Alerting against new flows/connections into the OT environment from IT, or from within the OT environment itself. The initiation of new connections is important to monitor for two reasons: first, OT tends to be more static an environment than the chattier and more dynamic IT side. Secondly, whether deliberate (targeted malicious activity to gain access to the ICS/SCADA systems), or accidental (a number of high-profile OT compromises have actually been closer to collateral damage by commodity malware managing to access the critical system side), unauthorized, successful access into the critical side of the network is fundamentally what micro-segmentation solutions prevents.
Vulnerability assessment against the OT infrastructure. As we can see from the NIS-D, vulnerability management is key. While Illumio, for example, does not scan for vulnerabilities, it maps them to the grouping and application flows observed, showing critical pathways and helping prioritize microsegmentation policy and patching.
The ever-evolving landscape

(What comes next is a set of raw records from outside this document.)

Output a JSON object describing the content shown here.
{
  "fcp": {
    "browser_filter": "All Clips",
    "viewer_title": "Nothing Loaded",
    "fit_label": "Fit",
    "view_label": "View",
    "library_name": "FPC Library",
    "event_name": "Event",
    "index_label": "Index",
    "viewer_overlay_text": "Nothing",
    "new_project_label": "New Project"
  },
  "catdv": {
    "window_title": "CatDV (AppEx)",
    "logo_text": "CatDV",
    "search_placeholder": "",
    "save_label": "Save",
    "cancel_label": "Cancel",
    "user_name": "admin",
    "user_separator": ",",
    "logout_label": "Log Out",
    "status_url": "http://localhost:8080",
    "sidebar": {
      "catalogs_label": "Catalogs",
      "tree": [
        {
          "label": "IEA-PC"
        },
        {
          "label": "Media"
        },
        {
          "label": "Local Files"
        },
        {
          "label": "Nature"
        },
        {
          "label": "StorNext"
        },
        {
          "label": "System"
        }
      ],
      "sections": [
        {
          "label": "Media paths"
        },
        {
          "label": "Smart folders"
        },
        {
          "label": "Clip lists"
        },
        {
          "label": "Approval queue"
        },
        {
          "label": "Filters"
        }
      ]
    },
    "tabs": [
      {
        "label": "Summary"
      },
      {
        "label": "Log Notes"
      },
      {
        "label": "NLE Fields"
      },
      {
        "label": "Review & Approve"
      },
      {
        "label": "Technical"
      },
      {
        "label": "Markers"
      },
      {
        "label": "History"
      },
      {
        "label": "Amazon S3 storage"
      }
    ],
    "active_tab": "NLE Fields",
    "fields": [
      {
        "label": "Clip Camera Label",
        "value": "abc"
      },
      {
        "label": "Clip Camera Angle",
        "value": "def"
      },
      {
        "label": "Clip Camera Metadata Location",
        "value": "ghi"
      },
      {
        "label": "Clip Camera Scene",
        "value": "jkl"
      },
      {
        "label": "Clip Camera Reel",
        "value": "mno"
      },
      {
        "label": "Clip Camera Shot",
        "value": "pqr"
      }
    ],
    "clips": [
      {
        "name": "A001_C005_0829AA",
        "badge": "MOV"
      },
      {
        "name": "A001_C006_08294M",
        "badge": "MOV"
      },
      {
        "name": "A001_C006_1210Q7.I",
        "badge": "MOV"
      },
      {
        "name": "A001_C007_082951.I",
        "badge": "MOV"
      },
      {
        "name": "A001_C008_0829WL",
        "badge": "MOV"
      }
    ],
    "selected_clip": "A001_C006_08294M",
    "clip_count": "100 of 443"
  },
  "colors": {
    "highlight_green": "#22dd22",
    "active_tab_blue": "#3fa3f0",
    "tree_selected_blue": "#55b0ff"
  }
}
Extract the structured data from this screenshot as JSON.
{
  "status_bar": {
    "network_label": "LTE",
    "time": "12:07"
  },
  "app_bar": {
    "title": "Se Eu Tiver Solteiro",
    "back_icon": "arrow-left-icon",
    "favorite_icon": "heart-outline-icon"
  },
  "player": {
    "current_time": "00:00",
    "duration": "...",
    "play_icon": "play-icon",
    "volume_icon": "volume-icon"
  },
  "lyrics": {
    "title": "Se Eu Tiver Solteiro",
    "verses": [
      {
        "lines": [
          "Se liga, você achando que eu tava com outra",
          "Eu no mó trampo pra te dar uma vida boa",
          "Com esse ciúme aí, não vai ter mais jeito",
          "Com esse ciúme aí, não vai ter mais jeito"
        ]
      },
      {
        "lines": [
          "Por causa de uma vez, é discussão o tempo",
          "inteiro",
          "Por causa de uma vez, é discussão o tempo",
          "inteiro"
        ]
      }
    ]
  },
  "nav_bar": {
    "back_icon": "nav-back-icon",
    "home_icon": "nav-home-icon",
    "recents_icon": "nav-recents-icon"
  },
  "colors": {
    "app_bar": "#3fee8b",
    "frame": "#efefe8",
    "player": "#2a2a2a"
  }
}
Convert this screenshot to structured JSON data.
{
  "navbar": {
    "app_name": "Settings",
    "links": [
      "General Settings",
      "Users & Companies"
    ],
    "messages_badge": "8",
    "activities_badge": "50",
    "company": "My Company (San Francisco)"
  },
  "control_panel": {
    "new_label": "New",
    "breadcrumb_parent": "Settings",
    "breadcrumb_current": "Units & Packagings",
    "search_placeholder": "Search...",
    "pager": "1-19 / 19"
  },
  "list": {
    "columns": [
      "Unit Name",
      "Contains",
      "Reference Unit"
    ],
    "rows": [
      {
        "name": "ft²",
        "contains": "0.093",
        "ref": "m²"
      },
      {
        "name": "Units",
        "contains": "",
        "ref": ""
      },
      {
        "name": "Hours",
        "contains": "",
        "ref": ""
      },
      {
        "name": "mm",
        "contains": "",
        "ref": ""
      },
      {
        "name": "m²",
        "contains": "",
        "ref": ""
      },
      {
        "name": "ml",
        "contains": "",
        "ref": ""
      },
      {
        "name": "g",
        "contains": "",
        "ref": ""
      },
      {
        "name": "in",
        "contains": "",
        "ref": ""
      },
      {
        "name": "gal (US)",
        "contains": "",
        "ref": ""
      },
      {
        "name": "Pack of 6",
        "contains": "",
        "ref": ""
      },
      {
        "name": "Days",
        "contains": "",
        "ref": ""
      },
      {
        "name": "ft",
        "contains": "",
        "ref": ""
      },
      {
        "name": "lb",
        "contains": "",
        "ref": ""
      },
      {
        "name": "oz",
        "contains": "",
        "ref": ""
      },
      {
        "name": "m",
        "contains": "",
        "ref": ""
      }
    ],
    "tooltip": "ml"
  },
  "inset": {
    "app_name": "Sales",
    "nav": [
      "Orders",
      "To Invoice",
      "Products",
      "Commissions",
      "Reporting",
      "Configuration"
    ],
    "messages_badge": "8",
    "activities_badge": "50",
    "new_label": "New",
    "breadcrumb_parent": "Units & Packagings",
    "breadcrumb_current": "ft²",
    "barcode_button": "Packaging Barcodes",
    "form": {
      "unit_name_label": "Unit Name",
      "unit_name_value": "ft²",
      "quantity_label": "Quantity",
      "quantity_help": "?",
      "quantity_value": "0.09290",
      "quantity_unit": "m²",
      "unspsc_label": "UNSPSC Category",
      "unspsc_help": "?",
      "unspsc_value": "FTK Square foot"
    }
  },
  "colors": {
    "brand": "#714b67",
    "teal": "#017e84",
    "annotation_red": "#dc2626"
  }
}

As the agility and monitoring of critical systems shifts, they are increasingly connected to less-critical networks and applications, and sometimes even the internet. A quick OT-protocol search on shodan.io can be eye-opening! At the same time, scrutiny on the connectivity and security of these systems is increasing, as it should. This juxtaposition means that visibility becomes incredibly important, even before clearly defining and maintaining microsegmentation policies.
Mentioned in my first post, the various mandates provide a spectrum of enforcement – from strict, mandated laws (in the case of LPM), to more of a guiding position at present, in the case of the NIS-D. Some of the difference here comes down to maturity and length of existence.
It’s in the broader, less well-defined cases that interpretation of the guidance becomes important, and much like GDPR, the NIS-D takes into account intent as well as technical implementation and specific configuration.
In either case, I think it’s clear that the visibility and segmentation of these increasingly-connected critical systems is the fundamental control by which we can secure them.
Stay tuned for my next post, where I will explore financial industry mandates in the EU.
Resilient Critical Infrastructure Starts with Zero Trust
From the Colonial Pipeline breach to the JBS ransomware attack, the past year has shown us that cyberattacks on U.S. critical infrastructure are more relentless, sophisticated, and impactful than ever before – and all too often threaten the economic stability and wellbeing of U.S. citizens.